He must sustain His own work, and His work must sustain everything. This is just the argument of these chapters.
There was a veil hanging between the place where the priests ministered and the mystic dwelling-place of God. That veil was the expression that that age gave a sinner no access to God. Were there not sacrifices? Yes, there were; and God’s altar was accepting them. But they were “gifts and sacrifices that could not make him that did the service perfect, as pertaining to the conscience." Beautifully then, at this point, He comes to your heart and demands a note of admiration. “For if the blood of bulls... sanctifieth to the purifying of the flesh: how much more shall the blood of Christ, who through the eternal Spirit offered Himself without spot to God, purge your conscience from dead works to serve the living God?”
Supposing we inspect the old tabernacle, and see the beggarliness of all its elements — that the blood of bulls could not bring you into the presence of God; and from the beggarliness of all that, look at the satisfyingness of the blood of Jesus, will you not exclaim, “How much more shall it purge our consciences?” That is the way you are to come to the cross — laying doubtings and questionings aside, and losing yourself in admiration.
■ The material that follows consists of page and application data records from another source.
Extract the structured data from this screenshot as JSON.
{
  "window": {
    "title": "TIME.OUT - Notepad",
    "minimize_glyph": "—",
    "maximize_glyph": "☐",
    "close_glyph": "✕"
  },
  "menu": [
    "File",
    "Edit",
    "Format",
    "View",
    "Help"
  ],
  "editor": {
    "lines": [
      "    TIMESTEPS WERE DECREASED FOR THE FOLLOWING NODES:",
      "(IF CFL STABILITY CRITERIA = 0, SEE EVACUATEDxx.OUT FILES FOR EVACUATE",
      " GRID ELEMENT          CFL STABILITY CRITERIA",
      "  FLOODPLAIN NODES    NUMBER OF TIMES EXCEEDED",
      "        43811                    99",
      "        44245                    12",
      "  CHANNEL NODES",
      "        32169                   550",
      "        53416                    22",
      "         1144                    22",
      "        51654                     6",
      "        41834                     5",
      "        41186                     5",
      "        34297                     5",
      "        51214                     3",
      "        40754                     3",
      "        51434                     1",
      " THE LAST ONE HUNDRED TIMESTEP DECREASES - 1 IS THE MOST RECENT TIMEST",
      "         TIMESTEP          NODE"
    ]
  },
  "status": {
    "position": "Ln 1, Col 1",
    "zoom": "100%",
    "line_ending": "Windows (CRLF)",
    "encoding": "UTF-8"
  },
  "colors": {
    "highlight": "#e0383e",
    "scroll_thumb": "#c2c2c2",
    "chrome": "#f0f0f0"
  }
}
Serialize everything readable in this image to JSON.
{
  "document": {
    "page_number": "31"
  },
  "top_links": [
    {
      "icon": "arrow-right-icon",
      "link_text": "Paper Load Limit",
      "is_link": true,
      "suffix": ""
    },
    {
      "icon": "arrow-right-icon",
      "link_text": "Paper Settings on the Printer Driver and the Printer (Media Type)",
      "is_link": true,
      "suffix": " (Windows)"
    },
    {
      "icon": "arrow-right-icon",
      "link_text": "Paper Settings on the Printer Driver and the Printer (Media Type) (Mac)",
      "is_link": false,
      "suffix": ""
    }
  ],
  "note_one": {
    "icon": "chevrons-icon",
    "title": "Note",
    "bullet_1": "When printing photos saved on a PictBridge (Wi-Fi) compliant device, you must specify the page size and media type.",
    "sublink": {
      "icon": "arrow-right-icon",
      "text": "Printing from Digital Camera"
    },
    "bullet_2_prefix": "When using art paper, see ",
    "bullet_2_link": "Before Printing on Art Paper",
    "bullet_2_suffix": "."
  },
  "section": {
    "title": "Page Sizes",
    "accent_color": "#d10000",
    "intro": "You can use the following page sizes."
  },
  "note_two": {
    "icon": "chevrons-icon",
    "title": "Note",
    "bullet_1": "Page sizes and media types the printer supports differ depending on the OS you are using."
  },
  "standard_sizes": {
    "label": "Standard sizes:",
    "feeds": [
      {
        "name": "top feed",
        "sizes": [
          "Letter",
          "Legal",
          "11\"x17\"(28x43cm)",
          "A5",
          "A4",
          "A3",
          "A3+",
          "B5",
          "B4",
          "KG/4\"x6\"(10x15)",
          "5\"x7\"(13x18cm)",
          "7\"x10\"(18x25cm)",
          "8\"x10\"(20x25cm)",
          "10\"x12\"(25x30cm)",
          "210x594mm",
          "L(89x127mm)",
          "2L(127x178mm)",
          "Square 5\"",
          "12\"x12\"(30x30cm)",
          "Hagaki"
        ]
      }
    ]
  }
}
The thing the Spirit does is to take you gently by the hand and lead you up to the altar at Calvary, and tell you who the victim that is bleeding there is. None but one who was personally free could say, “I come to do Thy will." Have you any right to a will? Has Gabriel or Michael? To do God’s pleasure is their business; but here was One who could offer Himself without spot to God. "How much more," then, shall such a sacrifice purge our consciences and introduce us at once to the living God? That entitled me to say, that while we look at His glories — His official glories — we see that the cross is the sustainment of them all.
But if the soul does not know the personal glory of the Lord, it positively knows nothing. That is the secret you get here. He, for whom God prepared a body, through the eternal Spirit, satisfied the altar. Yes, satisfied the brazen altar before He went into the holy sanctuary to do the business of God’s priest. And atonement flows from satisfaction. If I find out that Christ’s sacrifice has answered the cravings of the brazen altar, I see that my reconciliation is sealed and settled for eternity.
The Epistle to the Ephesians tells you to stand upon this, and look round about you at the glories of your condition. The Epistle to the Hebrews shows you the glories of Christ’s condition in the compass of about three hundred verses. What a world of wonders is opened! You sustained by what He has done; and what He has done sustained by what He is.